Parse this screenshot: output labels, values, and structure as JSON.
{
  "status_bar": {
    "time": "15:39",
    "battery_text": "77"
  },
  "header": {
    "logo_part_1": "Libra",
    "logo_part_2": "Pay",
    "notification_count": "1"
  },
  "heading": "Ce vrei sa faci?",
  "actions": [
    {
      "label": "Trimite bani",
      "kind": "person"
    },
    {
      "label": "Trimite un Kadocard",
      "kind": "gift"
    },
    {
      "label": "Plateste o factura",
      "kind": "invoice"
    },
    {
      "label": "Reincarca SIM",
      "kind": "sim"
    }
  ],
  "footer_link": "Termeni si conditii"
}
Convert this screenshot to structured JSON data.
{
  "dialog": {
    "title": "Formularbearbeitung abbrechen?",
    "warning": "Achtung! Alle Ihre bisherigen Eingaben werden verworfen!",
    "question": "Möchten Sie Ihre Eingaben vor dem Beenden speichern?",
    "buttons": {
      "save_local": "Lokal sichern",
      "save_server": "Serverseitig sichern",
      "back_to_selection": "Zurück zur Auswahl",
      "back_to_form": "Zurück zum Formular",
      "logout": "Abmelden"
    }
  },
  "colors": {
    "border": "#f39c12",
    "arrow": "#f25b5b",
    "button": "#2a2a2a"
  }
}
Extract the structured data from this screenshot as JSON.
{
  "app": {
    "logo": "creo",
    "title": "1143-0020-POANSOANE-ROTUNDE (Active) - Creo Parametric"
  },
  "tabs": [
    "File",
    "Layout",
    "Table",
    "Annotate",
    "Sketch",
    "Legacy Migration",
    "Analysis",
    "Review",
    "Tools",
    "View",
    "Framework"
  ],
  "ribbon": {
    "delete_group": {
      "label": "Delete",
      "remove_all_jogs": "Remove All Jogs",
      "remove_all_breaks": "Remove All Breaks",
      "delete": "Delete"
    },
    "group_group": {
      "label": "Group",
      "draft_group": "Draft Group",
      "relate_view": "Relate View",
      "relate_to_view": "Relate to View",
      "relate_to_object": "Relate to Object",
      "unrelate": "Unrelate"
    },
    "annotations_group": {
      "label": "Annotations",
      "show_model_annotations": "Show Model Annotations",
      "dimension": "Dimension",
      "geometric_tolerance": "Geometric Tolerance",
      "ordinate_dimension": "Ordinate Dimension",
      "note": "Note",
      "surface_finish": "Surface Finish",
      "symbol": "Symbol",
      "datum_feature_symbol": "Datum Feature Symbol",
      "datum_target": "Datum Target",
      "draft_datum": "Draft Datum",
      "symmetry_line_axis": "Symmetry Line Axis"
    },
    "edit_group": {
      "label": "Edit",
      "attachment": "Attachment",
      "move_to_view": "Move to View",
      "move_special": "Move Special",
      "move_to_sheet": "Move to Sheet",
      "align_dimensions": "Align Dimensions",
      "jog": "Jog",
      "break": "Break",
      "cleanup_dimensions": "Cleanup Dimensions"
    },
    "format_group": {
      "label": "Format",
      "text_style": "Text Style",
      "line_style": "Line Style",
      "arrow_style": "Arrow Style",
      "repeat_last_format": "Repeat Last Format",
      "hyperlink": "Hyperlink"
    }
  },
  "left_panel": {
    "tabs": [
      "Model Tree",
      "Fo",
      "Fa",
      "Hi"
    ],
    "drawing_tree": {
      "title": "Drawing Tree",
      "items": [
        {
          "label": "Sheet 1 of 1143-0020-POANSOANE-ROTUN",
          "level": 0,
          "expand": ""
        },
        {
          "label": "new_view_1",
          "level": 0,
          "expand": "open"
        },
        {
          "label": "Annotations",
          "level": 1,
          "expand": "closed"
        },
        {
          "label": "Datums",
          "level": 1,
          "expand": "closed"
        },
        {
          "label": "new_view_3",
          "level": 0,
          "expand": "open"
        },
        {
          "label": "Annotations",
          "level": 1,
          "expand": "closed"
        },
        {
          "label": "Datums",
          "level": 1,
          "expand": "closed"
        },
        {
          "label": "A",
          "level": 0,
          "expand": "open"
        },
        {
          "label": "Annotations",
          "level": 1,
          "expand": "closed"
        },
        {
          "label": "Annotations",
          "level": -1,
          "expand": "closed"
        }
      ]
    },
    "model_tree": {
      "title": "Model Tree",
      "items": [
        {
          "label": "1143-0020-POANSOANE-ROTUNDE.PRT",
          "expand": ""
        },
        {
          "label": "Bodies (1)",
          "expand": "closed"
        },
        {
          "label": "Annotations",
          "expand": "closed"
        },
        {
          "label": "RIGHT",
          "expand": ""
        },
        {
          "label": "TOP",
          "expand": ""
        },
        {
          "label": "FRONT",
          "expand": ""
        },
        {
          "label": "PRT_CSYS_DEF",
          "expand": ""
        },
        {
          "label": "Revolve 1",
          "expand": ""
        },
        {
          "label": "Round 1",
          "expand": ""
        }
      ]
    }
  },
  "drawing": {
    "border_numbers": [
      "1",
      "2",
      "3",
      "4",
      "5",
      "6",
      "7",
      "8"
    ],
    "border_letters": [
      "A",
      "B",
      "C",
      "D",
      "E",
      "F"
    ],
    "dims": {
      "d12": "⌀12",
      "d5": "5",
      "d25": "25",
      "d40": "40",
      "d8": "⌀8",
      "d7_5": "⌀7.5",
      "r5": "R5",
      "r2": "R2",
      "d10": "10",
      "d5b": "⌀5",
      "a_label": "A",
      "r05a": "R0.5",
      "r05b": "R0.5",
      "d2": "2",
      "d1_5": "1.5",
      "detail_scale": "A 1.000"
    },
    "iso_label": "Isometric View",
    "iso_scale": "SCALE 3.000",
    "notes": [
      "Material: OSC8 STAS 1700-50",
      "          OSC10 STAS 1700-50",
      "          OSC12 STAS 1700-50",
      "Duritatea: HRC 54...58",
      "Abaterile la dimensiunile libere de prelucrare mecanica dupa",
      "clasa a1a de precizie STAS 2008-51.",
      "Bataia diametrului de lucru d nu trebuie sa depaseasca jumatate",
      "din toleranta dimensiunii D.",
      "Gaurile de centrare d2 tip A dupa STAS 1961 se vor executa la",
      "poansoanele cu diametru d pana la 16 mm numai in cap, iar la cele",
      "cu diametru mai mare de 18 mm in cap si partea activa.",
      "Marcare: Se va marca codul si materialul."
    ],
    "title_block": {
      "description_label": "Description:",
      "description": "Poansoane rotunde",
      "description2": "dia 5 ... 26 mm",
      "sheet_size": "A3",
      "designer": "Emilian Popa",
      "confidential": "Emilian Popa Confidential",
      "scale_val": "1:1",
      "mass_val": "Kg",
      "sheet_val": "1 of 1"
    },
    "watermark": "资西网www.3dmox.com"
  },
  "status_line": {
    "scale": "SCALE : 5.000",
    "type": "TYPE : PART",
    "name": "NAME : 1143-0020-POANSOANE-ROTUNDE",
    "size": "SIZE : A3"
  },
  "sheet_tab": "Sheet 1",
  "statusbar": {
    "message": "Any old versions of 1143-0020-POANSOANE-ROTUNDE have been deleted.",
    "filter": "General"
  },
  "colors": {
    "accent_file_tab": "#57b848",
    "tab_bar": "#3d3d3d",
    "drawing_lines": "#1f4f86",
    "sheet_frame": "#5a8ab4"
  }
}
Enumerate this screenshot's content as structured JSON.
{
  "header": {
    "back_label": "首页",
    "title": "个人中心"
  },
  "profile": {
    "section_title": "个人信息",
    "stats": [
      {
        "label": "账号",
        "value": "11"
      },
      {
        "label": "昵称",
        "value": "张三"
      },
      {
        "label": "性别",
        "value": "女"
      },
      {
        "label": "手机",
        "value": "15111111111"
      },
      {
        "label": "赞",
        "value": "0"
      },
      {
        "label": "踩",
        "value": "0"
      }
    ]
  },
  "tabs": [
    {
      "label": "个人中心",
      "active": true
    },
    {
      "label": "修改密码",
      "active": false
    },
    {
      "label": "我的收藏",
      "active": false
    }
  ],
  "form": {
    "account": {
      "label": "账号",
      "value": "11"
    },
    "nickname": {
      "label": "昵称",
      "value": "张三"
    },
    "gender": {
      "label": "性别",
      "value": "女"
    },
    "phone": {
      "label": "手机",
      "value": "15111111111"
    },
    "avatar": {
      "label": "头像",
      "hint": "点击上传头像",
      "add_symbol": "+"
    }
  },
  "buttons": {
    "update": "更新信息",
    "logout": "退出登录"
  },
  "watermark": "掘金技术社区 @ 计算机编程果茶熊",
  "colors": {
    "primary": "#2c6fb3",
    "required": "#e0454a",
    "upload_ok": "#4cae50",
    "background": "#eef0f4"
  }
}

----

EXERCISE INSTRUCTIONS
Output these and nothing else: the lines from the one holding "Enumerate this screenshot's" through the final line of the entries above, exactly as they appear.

YOUR SOLUTION
Enumerate this screenshot's content as structured JSON.
{
  "header": {
    "back_label": "首页",
    "title": "个人中心"
  },
  "profile": {
    "section_title": "个人信息",
    "stats": [
      {
        "label": "账号",
        "value": "11"
      },
      {
        "label": "昵称",
        "value": "张三"
      },
      {
        "label": "性别",
        "value": "女"
      },
      {
        "label": "手机",
        "value": "15111111111"
      },
      {
        "label": "赞",
        "value": "0"
      },
      {
        "label": "踩",
        "value": "0"
      }
    ]
  },
  "tabs": [
    {
      "label": "个人中心",
      "active": true
    },
    {
      "label": "修改密码",
      "active": false
    },
    {
      "label": "我的收藏",
      "active": false
    }
  ],
  "form": {
    "account": {
      "label": "账号",
      "value": "11"
    },
    "nickname": {
      "label": "昵称",
      "value": "张三"
    },
    "gender": {
      "label": "性别",
      "value": "女"
    },
    "phone": {
      "label": "手机",
      "value": "15111111111"
    },
    "avatar": {
      "label": "头像",
      "hint": "点击上传头像",
      "add_symbol": "+"
    }
  },
  "buttons": {
    "update": "更新信息",
    "logout": "退出登录"
  },
  "watermark": "掘金技术社区 @ 计算机编程果茶熊",
  "colors": {
    "primary": "#2c6fb3",
    "required": "#e0454a",
    "upload_ok": "#4cae50",
    "background": "#eef0f4"
  }
}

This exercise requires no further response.